┌────────

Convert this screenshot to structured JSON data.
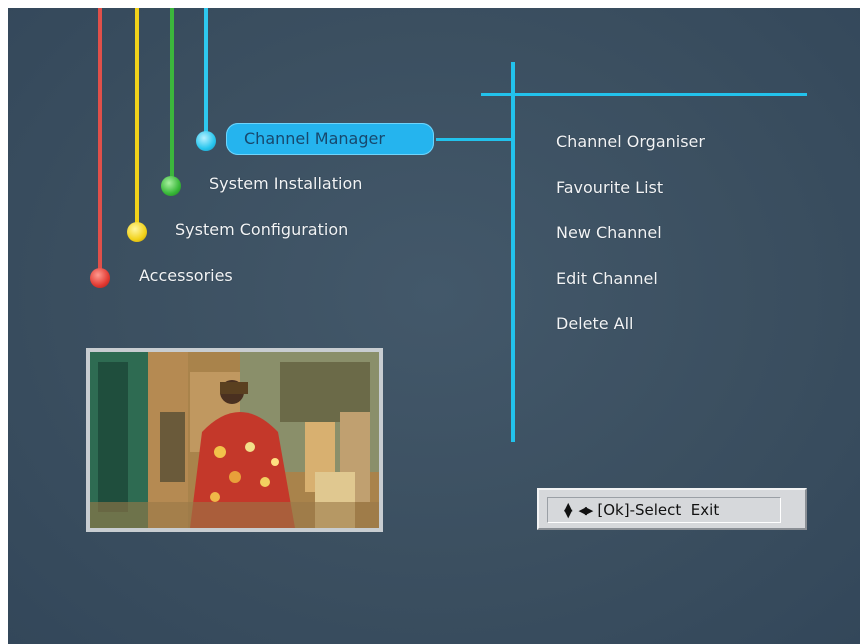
{
  "menu": {
    "items": [
      {
        "label": "Channel Manager",
        "selected": true,
        "color": "#28c6ee"
      },
      {
        "label": "System Installation",
        "color": "#38b838"
      },
      {
        "label": "System Configuration",
        "color": "#f2d21a"
      },
      {
        "label": "Accessories",
        "color": "#e23a32"
      }
    ]
  },
  "submenu": {
    "items": [
      "Channel Organiser",
      "Favourite List",
      "New Channel",
      "Edit Channel",
      "Delete All"
    ]
  },
  "help": {
    "text": "[Ok]-Select  Exit"
  },
  "colors": {
    "background": "#3a4e5e",
    "accent": "#25b4ee",
    "line": "#22c2ec"
  },
  "icons": [
    "up-down-arrow-icon",
    "left-right-arrow-icon"
  ]
}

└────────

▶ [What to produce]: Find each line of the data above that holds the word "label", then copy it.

▶ [Answer space]:
        "label": "Channel Manager",
        "label": "System Installation",
        "label": "System Configuration",
        "label": "Accessories",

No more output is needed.